## EXERCISE INPUT

★ ★ ★ ★

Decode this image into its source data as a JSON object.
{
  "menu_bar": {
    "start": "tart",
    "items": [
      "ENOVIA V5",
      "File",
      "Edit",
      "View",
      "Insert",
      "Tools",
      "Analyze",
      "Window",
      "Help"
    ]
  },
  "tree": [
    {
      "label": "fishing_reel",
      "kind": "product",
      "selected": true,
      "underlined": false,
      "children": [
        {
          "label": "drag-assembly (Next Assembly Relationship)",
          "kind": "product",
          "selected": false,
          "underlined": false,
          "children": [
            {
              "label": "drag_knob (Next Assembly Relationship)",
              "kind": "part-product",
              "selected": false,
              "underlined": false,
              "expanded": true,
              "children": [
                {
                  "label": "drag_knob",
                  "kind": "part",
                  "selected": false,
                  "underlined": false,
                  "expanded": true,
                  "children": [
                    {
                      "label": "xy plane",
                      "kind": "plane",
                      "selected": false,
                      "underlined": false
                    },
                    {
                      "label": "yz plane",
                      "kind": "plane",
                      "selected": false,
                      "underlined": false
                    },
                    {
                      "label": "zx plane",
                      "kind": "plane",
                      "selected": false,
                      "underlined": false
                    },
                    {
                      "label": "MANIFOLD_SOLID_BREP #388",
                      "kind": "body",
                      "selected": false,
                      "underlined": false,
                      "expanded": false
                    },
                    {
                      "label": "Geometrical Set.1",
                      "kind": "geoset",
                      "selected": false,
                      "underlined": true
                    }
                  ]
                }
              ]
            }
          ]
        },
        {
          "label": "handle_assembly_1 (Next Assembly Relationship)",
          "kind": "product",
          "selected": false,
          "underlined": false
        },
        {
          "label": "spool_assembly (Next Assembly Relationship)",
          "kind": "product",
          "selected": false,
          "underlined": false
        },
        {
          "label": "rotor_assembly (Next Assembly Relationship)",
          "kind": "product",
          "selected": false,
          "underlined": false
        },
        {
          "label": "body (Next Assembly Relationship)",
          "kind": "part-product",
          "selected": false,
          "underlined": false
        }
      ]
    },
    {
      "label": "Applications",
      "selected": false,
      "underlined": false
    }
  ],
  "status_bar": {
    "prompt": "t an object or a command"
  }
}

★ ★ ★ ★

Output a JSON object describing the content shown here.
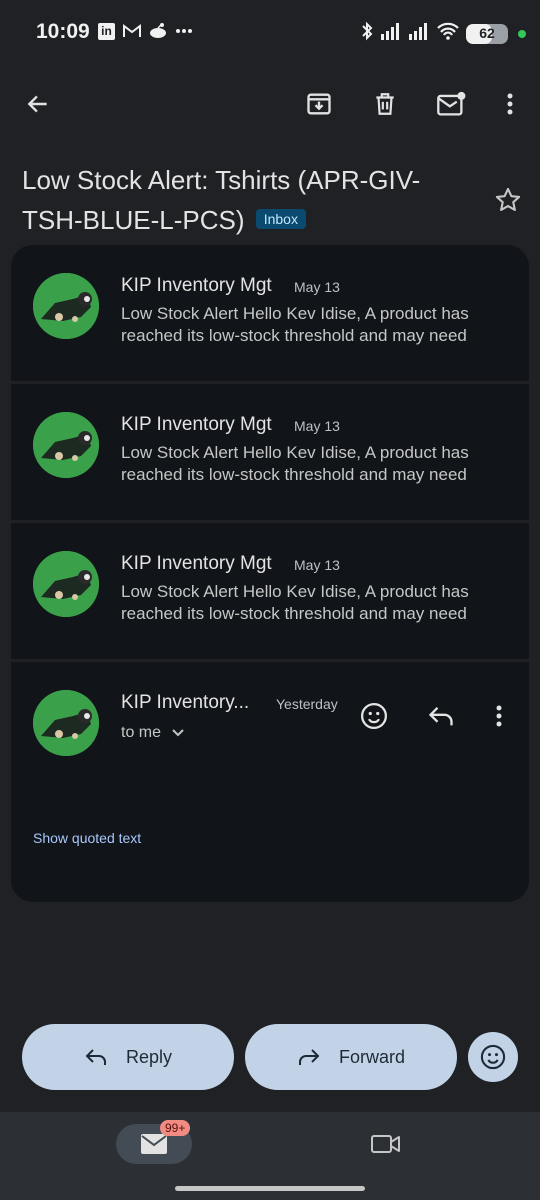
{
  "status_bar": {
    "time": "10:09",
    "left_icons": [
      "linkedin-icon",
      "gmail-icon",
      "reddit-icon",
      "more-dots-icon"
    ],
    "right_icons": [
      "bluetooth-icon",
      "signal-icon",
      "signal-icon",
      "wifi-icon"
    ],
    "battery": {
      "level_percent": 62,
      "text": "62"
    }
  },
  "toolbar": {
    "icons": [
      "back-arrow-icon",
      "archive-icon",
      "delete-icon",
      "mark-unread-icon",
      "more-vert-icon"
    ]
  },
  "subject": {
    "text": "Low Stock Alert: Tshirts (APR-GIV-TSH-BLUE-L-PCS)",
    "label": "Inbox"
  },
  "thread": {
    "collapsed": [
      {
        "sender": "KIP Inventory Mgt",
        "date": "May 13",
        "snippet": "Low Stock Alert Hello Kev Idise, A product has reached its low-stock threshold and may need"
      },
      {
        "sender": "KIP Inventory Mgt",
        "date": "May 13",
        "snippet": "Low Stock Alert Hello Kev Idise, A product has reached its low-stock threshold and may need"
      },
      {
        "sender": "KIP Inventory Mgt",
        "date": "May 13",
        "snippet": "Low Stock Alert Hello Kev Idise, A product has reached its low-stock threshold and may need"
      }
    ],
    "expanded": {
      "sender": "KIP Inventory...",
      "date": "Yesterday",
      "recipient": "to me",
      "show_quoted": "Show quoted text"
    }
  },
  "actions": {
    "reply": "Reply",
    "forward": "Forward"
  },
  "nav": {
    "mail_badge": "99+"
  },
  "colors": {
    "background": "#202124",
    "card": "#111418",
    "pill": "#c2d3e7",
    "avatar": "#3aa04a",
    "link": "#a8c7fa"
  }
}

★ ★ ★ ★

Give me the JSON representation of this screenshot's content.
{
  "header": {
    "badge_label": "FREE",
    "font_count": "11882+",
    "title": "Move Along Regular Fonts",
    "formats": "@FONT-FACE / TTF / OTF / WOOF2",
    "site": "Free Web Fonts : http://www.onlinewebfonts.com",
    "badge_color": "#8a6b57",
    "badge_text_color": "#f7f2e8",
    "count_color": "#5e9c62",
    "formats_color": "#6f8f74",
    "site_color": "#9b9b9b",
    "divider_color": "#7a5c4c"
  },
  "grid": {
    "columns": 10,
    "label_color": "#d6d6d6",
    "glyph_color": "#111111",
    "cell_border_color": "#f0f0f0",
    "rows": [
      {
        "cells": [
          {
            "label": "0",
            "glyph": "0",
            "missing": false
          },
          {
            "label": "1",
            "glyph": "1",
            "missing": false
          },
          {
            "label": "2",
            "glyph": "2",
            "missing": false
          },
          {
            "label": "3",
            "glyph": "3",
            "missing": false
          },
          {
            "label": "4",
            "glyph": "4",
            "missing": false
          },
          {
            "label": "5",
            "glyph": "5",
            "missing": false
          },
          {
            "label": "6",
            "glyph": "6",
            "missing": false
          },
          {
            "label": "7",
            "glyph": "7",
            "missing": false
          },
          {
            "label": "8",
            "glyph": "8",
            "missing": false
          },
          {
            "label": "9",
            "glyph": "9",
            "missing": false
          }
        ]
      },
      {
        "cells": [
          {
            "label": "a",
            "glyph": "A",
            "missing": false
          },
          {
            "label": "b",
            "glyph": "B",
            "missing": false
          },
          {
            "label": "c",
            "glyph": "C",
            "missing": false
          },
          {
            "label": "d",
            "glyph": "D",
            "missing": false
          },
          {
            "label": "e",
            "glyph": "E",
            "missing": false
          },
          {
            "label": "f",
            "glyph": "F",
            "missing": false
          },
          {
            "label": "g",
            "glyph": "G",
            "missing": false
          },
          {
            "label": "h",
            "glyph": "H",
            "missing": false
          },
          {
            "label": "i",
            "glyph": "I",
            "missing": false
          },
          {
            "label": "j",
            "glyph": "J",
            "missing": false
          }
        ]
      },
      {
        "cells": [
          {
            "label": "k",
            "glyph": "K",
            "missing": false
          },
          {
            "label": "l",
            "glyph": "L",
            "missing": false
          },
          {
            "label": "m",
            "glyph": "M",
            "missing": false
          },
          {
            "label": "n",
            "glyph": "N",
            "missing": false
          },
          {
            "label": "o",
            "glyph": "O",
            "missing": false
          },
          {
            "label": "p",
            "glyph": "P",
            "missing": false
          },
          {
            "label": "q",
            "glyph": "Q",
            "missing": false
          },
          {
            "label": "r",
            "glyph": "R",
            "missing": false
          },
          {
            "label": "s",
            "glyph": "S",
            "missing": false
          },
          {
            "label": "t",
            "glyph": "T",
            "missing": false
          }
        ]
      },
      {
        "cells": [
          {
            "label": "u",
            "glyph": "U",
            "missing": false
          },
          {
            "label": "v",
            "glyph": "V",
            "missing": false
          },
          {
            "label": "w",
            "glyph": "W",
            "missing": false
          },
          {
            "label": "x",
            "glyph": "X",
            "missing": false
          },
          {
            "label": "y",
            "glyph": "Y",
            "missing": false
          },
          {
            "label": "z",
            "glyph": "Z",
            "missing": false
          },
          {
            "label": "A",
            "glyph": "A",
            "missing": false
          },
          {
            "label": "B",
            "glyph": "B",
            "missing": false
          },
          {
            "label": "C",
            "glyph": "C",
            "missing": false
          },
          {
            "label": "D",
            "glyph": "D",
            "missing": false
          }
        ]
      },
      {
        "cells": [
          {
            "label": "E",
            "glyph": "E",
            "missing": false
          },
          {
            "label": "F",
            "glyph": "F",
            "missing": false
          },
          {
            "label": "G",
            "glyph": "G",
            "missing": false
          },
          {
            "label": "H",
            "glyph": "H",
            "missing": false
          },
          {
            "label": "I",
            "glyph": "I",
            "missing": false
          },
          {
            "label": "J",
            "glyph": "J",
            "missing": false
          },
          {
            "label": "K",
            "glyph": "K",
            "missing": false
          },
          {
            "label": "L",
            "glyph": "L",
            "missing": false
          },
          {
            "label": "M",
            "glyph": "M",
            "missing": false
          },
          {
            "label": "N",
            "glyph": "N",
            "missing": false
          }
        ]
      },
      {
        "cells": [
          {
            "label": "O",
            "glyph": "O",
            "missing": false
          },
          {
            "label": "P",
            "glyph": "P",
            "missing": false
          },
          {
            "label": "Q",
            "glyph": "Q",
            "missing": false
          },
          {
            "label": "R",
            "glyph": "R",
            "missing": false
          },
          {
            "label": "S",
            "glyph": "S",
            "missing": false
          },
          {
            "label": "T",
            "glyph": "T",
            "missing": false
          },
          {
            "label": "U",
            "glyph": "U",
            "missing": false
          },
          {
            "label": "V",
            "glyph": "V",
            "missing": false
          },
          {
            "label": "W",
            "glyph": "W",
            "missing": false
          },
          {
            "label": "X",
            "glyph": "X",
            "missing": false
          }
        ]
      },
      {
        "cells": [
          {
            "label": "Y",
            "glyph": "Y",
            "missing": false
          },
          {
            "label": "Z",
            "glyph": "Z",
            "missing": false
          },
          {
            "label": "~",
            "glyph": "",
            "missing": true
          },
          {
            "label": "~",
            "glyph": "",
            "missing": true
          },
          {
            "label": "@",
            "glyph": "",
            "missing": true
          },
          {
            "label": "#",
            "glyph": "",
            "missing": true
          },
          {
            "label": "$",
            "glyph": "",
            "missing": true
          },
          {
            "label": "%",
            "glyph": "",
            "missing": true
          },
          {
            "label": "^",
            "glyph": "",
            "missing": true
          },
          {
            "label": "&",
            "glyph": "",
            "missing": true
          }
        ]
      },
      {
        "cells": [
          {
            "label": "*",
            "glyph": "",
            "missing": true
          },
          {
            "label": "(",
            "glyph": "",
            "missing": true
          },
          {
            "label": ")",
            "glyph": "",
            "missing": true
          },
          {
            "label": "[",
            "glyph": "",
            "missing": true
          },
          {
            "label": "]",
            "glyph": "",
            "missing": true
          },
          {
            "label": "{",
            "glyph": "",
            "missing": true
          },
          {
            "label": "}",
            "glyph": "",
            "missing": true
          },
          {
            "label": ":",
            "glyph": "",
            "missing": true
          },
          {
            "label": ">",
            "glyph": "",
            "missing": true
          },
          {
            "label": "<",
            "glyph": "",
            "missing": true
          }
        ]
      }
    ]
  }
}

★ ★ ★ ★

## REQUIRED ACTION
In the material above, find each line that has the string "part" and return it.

## RESPONSE FOR THIS EXERCISE
              "kind": "part-product",
                  "kind": "part",
          "kind": "part-product",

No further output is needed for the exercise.